Outcome: SB 518 passed the Senate 29-12 and passed the House Taxation and Revenue Committee, but died on the House Calendar.
Know the Score > Take Action
Strategies for Energy & Climate Change
Actions that promote clean energy and tackle climate change:
New Mexico is one of the national leaders in driving the clean energy economy by adopting renewable energy standards — requiring utilities to generate a percentage of their electricity from renewable sources, like solar and wind. The standards were increased this year to 50% by 2030 and 100% carbon-free by 2045. Since the adoption of a clean energy standard, our state’s clean energy industry has boomed, providing growing numbers of clean energy jobs that pay well.
Actions that hurt clean energy and exacerbate climate change:
No thank you!
In November 2011, Gov. Martinez’s Environmental Improvement Board (EIB) — a board whose members are significantly aligned with polluting industries — began hearings to dismantle rules that would reduce New Mexico’s carbon pollution.
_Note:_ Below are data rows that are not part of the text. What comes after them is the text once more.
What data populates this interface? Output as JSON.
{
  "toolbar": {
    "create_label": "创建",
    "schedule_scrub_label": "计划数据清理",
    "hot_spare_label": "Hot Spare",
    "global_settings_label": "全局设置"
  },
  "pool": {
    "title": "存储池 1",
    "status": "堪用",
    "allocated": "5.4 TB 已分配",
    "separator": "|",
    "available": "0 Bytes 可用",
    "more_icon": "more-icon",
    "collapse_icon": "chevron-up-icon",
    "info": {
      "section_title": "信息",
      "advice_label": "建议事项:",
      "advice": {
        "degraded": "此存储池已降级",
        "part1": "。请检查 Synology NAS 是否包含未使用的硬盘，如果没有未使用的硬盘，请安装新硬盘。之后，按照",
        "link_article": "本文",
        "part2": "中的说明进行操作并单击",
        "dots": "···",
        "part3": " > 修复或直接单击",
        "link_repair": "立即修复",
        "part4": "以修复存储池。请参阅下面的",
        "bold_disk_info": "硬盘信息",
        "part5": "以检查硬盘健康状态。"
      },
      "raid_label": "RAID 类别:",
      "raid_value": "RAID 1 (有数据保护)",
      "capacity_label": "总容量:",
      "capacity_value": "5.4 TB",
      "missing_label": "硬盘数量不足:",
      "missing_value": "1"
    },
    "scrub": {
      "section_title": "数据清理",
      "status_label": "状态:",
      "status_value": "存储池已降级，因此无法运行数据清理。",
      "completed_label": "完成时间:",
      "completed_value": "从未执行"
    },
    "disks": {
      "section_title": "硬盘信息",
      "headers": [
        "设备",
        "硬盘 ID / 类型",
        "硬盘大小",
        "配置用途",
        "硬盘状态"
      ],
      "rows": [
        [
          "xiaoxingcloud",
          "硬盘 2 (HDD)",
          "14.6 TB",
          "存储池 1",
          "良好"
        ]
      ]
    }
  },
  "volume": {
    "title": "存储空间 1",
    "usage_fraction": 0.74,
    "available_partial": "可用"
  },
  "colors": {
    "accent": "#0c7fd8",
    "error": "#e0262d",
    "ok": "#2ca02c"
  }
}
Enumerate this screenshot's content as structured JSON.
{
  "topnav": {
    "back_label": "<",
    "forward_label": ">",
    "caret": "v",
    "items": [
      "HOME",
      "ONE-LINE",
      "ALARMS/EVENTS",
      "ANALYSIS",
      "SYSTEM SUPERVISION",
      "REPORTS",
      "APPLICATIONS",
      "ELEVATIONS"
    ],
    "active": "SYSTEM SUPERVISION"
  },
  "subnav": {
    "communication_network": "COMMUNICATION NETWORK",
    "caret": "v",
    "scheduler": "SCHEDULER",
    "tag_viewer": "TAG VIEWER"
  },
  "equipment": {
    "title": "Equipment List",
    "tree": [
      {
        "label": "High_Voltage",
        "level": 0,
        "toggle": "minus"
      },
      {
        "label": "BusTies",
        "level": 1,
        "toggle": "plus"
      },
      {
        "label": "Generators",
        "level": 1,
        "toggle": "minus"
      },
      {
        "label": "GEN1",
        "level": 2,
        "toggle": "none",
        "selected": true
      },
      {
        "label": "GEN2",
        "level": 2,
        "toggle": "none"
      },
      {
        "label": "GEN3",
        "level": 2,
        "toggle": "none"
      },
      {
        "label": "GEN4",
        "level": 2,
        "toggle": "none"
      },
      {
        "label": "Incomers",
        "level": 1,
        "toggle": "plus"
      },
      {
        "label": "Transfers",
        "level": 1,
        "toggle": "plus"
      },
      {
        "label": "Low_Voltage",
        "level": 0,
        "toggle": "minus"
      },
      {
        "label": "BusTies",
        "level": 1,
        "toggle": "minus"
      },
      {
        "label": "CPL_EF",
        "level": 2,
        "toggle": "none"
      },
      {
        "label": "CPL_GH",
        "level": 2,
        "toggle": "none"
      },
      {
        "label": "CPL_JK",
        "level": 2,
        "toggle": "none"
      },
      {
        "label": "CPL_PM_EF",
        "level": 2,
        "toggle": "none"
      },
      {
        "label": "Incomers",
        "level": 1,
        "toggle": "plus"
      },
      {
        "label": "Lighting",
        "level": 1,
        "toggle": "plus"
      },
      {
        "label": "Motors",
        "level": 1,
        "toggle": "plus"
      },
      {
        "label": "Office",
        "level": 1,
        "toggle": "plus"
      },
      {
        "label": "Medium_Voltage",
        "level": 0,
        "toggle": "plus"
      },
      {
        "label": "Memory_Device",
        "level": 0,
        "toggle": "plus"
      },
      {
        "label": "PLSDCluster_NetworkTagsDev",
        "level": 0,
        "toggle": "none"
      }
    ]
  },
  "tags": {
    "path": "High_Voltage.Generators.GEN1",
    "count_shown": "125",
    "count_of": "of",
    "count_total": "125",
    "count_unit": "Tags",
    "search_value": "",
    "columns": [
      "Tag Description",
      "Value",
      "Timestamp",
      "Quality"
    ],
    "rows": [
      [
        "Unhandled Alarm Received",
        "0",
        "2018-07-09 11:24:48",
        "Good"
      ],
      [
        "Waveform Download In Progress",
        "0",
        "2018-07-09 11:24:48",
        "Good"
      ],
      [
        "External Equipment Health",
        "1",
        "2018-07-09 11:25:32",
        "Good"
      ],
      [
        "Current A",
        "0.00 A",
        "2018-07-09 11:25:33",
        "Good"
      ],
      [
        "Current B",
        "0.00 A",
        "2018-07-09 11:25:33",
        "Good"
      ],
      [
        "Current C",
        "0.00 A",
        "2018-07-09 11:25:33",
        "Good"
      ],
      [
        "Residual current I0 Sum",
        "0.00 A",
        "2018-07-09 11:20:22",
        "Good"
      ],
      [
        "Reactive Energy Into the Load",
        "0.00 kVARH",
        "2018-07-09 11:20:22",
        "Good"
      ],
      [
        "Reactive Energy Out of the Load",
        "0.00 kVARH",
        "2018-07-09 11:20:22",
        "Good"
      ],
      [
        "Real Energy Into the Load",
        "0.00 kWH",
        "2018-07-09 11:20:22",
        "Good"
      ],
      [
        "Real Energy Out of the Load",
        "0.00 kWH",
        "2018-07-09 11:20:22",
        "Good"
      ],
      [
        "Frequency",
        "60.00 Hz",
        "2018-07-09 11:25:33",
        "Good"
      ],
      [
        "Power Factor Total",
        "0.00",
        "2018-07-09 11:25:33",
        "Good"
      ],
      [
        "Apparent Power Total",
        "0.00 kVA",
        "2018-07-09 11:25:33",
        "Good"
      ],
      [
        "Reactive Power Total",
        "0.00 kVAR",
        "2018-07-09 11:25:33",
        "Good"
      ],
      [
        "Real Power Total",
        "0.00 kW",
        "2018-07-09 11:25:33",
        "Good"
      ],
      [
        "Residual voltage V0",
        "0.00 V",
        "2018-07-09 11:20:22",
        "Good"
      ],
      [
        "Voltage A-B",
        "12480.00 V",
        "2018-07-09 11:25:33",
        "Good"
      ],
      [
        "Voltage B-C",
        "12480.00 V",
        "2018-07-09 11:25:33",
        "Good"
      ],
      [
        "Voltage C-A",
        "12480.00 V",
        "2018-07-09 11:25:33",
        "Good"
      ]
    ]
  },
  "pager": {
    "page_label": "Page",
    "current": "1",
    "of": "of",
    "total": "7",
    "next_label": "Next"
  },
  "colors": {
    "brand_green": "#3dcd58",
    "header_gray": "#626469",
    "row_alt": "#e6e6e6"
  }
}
Adopted after dozens of hours of public comment, expert testimony, and cross-examination, these rules aimed to create new clean energy jobs and combat climate change. In December 2011, the board voted to overturn the state’s participation in a regional cap-and-trade program; and in March 2012, it proceeded to also overturn the state’s carbon cap rule.
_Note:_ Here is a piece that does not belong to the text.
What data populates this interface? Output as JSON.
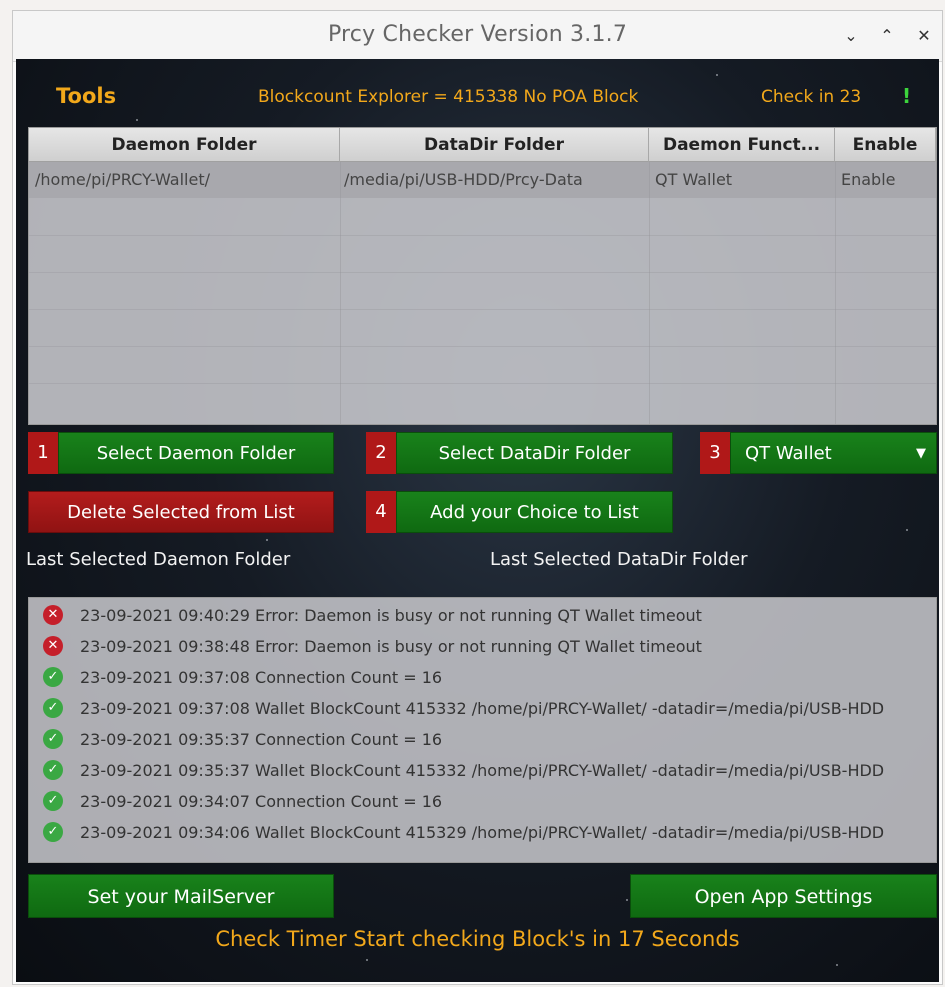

Efficiency is by far the most effective energy policy there is to save money, generate jobs, reduce our dependence on foreign oil, and alleviate the environmental and health impacts of fossil fuel industries. The less energy we use, the fewer negative impacts we suffer, plain and simple. In 2009, New Mexico adopted a new energy-efficient building code that would have saved consumers money on utility bills, while spurring job creation in the energy efficiency sector and combating climate change. In June 2011, however, the Construction Industries Commission (CIC) reversed course and dismantled the energy conservation code, providing no explanation for their actions. This decision hurt New Mexico consumers and workers. More details on what happened can be found in the Albuquerque Journal.
New Mexico Green Jobs Report: 2011, NM Dept. of Workforce Solutions
Communicate with the Governor and your Legislators
Whether you’re congratulating them on their score or expressing your disappointment, be direct, courteous and polite.
The most important part is letting them know that you are paying close attention to how they vote or, in the case of the Governor, what actions she takes on legislation that affects our air, land, and water.
Calling your legislator directly and sending letters through regular mail remain by far the most effective ways to communicate with your legislators.
The Governor and Lieutenant Governor can always be contacted at the State Capitol. Except during the legislative session, state legislators should be contacted in their home districts, as listed on the current Legislators page.